(What is required):
Each line of the listing that includes the string "true" is to be identified and copied.

(Data for processing):
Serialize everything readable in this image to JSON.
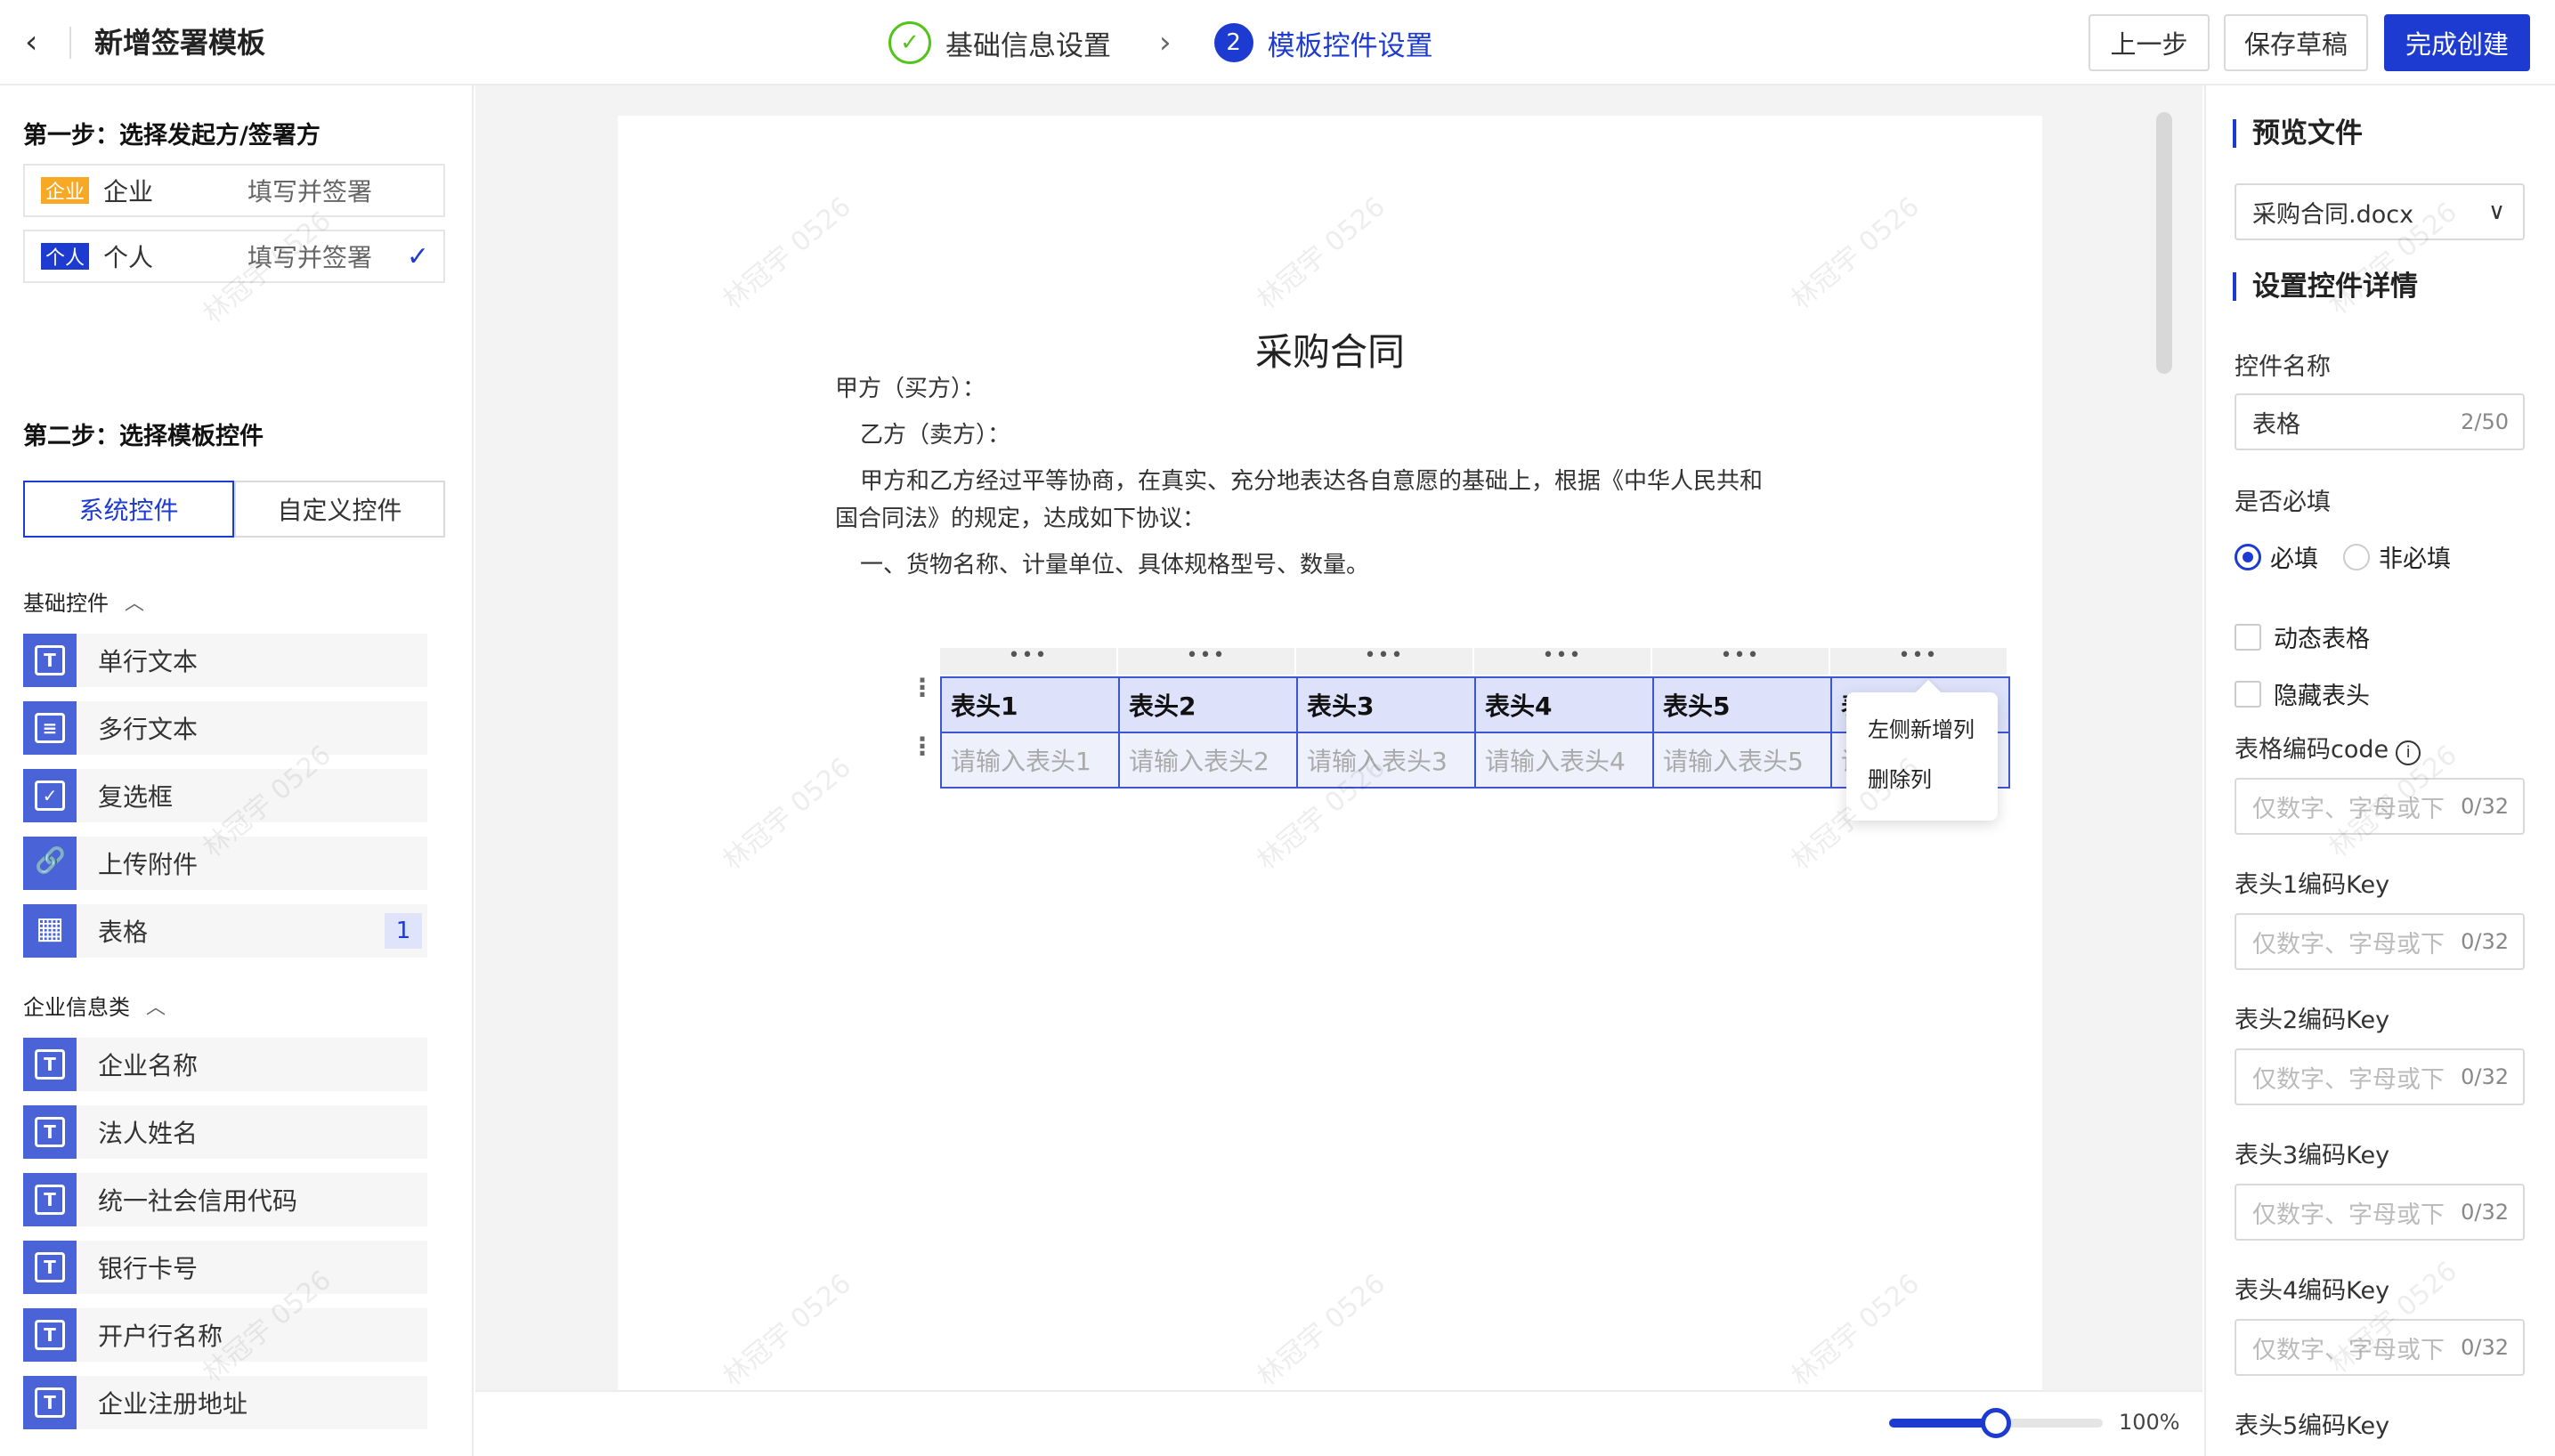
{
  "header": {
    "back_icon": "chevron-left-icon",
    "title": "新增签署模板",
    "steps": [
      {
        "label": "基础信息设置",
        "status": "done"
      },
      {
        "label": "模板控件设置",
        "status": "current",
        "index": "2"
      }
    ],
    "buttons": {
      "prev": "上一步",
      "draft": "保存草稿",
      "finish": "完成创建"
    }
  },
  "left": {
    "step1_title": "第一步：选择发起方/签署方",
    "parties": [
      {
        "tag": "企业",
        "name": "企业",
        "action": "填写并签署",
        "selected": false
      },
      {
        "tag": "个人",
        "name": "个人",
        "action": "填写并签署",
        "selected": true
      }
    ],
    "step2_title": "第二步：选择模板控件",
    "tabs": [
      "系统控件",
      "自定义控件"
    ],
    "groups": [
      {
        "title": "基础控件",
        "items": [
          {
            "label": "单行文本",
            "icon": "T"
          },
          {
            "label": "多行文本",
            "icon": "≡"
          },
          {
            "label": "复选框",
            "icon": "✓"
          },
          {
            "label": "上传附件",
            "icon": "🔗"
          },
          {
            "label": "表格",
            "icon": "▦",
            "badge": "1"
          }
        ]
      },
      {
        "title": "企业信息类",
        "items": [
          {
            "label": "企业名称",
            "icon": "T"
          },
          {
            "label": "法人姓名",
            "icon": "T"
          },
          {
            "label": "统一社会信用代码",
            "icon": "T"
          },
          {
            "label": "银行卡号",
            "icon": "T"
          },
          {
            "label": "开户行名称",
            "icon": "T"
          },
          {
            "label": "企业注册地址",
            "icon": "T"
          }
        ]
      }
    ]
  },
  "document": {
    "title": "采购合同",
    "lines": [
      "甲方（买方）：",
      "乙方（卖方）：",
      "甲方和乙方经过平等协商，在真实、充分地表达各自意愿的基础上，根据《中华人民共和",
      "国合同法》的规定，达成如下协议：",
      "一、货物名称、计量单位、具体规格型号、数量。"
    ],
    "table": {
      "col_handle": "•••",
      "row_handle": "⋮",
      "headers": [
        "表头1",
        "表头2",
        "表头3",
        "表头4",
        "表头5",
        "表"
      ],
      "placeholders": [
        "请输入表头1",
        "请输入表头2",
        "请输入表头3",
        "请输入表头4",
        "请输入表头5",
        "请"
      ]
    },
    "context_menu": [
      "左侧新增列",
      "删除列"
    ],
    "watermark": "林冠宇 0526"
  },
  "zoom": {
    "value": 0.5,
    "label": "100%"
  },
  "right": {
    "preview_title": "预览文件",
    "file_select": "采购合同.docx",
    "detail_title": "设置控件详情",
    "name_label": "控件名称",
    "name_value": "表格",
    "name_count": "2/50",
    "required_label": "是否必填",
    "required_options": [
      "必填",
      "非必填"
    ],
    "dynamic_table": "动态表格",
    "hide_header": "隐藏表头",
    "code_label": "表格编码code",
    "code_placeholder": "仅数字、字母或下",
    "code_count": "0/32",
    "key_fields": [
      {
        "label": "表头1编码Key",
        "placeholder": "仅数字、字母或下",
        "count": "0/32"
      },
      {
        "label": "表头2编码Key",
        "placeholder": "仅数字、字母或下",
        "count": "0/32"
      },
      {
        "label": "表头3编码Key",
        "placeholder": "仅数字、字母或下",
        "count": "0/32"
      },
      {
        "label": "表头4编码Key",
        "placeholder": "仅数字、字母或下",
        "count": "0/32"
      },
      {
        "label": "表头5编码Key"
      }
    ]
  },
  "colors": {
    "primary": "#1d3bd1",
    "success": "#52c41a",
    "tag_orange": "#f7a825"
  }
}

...

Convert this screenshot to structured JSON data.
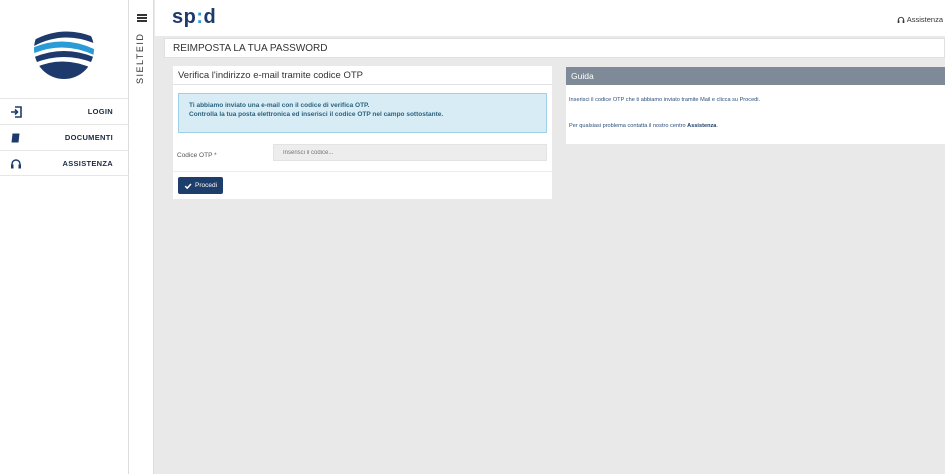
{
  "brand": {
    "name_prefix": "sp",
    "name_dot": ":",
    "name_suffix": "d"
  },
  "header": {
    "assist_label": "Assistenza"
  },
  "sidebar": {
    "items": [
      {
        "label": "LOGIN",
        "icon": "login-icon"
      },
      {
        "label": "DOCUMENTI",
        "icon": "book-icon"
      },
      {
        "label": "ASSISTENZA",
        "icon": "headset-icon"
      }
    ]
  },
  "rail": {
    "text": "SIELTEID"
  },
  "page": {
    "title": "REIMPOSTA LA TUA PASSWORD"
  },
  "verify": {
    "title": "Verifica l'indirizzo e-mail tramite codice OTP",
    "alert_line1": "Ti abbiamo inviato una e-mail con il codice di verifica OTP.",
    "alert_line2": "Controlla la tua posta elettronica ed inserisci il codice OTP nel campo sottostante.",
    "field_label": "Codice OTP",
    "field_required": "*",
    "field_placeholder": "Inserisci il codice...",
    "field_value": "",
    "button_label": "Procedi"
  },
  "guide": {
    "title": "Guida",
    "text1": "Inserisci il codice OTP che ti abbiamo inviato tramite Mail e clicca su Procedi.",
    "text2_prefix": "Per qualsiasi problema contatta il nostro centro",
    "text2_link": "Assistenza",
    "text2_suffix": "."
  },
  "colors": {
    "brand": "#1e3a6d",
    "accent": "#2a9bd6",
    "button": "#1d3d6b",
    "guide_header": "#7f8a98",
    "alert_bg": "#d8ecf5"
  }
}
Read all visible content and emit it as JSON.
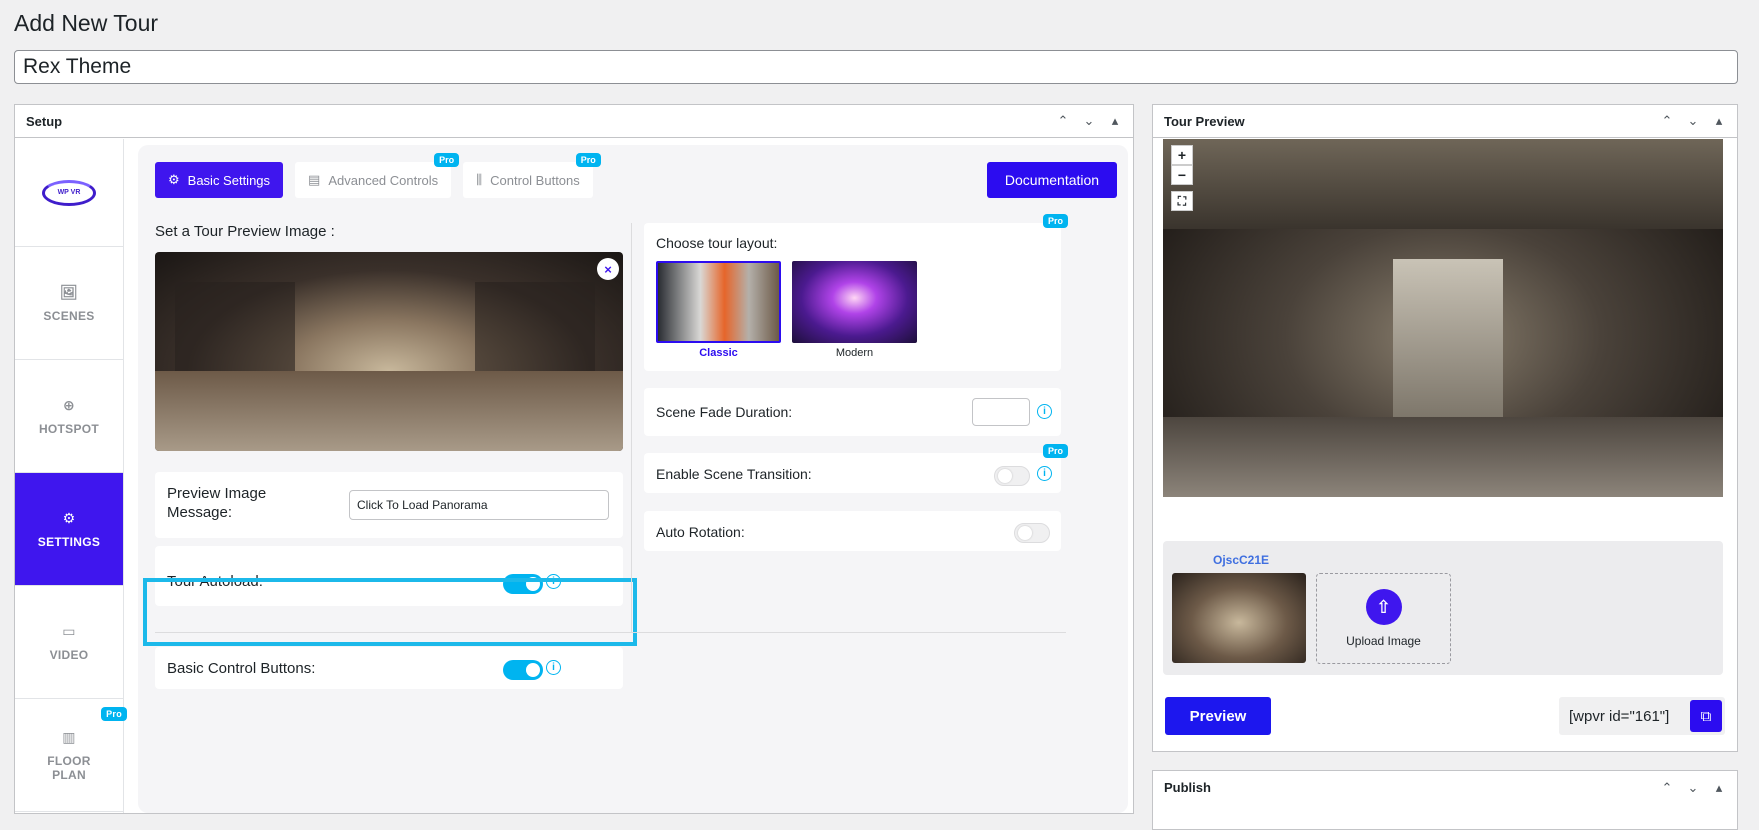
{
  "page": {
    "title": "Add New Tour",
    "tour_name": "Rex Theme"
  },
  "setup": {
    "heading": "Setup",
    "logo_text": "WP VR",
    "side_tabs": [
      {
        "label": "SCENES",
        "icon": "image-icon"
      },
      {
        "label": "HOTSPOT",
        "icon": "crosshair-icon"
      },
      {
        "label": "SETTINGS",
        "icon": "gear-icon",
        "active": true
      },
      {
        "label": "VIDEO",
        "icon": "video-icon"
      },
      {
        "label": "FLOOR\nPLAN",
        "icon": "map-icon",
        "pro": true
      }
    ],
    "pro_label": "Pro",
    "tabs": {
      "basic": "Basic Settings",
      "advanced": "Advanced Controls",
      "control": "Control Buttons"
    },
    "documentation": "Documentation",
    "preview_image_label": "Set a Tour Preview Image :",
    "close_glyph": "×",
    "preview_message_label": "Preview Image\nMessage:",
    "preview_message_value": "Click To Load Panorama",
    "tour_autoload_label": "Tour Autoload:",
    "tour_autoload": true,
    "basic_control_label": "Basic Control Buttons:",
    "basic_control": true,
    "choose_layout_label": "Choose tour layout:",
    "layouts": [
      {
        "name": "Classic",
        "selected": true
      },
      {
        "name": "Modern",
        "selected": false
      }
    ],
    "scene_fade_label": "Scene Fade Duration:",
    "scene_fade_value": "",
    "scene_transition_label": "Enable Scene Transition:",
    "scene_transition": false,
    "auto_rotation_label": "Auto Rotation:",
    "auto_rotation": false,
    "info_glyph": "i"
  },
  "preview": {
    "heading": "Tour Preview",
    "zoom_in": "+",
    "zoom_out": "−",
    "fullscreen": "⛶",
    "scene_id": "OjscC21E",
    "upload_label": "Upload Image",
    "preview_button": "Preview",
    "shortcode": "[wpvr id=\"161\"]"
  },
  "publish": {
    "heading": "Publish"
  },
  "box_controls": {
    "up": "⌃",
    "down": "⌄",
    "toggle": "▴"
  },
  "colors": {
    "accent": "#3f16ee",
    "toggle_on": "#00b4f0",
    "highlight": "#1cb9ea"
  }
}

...

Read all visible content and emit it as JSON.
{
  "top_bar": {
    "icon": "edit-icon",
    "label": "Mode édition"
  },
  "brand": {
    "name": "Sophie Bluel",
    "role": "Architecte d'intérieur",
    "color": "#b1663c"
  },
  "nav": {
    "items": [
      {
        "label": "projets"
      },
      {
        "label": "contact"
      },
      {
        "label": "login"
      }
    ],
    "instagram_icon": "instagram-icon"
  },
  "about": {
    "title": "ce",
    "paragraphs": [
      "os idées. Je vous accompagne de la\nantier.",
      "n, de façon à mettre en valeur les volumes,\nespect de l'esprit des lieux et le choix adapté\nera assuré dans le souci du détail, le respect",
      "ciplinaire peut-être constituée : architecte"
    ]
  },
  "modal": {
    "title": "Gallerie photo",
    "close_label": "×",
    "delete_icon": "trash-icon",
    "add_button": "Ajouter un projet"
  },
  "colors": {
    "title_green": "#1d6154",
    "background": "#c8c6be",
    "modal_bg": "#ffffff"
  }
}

(Response to this task):
        "selected": true
        "active": true
        "pro": true
    "tour_autoload": true,
    "basic_control": true,
        "selected": true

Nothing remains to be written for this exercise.